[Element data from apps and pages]
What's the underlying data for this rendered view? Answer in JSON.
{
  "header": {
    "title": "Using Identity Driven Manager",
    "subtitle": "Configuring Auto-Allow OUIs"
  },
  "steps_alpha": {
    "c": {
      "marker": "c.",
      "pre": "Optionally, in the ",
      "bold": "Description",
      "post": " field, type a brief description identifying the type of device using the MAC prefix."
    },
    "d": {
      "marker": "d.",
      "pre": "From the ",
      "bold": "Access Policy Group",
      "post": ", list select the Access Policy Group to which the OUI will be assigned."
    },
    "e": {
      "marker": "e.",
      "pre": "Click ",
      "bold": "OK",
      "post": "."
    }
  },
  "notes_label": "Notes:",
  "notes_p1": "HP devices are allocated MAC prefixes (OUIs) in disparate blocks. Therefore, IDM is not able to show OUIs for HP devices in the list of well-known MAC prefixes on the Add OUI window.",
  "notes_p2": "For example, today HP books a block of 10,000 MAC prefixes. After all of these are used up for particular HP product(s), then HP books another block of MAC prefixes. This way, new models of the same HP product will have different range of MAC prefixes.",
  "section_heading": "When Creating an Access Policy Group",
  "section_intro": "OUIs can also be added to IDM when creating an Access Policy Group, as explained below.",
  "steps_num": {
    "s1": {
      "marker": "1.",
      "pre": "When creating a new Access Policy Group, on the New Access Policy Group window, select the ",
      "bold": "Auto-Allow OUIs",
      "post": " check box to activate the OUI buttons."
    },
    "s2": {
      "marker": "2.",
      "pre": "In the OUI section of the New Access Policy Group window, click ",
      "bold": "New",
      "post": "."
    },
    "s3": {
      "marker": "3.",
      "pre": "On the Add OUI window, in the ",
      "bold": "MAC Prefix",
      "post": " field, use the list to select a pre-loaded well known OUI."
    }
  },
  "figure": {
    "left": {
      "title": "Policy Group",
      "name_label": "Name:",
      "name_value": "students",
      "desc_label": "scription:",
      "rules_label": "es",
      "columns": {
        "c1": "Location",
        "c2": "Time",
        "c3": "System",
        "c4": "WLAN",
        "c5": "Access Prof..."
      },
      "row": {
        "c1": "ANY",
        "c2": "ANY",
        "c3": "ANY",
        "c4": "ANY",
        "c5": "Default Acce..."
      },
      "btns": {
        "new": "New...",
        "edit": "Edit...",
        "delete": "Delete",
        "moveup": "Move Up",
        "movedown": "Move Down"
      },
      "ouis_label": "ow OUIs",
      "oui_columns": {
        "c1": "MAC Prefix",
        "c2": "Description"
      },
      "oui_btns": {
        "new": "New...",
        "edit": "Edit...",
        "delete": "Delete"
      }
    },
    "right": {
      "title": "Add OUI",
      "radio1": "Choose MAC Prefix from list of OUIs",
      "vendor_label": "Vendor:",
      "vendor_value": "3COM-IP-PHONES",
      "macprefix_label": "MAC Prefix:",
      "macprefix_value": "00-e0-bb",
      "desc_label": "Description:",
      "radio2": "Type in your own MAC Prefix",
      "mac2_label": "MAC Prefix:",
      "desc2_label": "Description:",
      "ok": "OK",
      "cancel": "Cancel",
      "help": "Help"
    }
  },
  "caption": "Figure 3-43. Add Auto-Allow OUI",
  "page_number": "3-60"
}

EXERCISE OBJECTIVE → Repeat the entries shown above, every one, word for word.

WRITTEN SOLUTION →
What's the underlying data for this rendered view? Answer in JSON.
{
  "header": {
    "title": "Using Identity Driven Manager",
    "subtitle": "Configuring Auto-Allow OUIs"
  },
  "steps_alpha": {
    "c": {
      "marker": "c.",
      "pre": "Optionally, in the ",
      "bold": "Description",
      "post": " field, type a brief description identifying the type of device using the MAC prefix."
    },
    "d": {
      "marker": "d.",
      "pre": "From the ",
      "bold": "Access Policy Group",
      "post": ", list select the Access Policy Group to which the OUI will be assigned."
    },
    "e": {
      "marker": "e.",
      "pre": "Click ",
      "bold": "OK",
      "post": "."
    }
  },
  "notes_label": "Notes:",
  "notes_p1": "HP devices are allocated MAC prefixes (OUIs) in disparate blocks. Therefore, IDM is not able to show OUIs for HP devices in the list of well-known MAC prefixes on the Add OUI window.",
  "notes_p2": "For example, today HP books a block of 10,000 MAC prefixes. After all of these are used up for particular HP product(s), then HP books another block of MAC prefixes. This way, new models of the same HP product will have different range of MAC prefixes.",
  "section_heading": "When Creating an Access Policy Group",
  "section_intro": "OUIs can also be added to IDM when creating an Access Policy Group, as explained below.",
  "steps_num": {
    "s1": {
      "marker": "1.",
      "pre": "When creating a new Access Policy Group, on the New Access Policy Group window, select the ",
      "bold": "Auto-Allow OUIs",
      "post": " check box to activate the OUI buttons."
    },
    "s2": {
      "marker": "2.",
      "pre": "In the OUI section of the New Access Policy Group window, click ",
      "bold": "New",
      "post": "."
    },
    "s3": {
      "marker": "3.",
      "pre": "On the Add OUI window, in the ",
      "bold": "MAC Prefix",
      "post": " field, use the list to select a pre-loaded well known OUI."
    }
  },
  "figure": {
    "left": {
      "title": "Policy Group",
      "name_label": "Name:",
      "name_value": "students",
      "desc_label": "scription:",
      "rules_label": "es",
      "columns": {
        "c1": "Location",
        "c2": "Time",
        "c3": "System",
        "c4": "WLAN",
        "c5": "Access Prof..."
      },
      "row": {
        "c1": "ANY",
        "c2": "ANY",
        "c3": "ANY",
        "c4": "ANY",
        "c5": "Default Acce..."
      },
      "btns": {
        "new": "New...",
        "edit": "Edit...",
        "delete": "Delete",
        "moveup": "Move Up",
        "movedown": "Move Down"
      },
      "ouis_label": "ow OUIs",
      "oui_columns": {
        "c1": "MAC Prefix",
        "c2": "Description"
      },
      "oui_btns": {
        "new": "New...",
        "edit": "Edit...",
        "delete": "Delete"
      }
    },
    "right": {
      "title": "Add OUI",
      "radio1": "Choose MAC Prefix from list of OUIs",
      "vendor_label": "Vendor:",
      "vendor_value": "3COM-IP-PHONES",
      "macprefix_label": "MAC Prefix:",
      "macprefix_value": "00-e0-bb",
      "desc_label": "Description:",
      "radio2": "Type in your own MAC Prefix",
      "mac2_label": "MAC Prefix:",
      "desc2_label": "Description:",
      "ok": "OK",
      "cancel": "Cancel",
      "help": "Help"
    }
  },
  "caption": "Figure 3-43. Add Auto-Allow OUI",
  "page_number": "3-60"
}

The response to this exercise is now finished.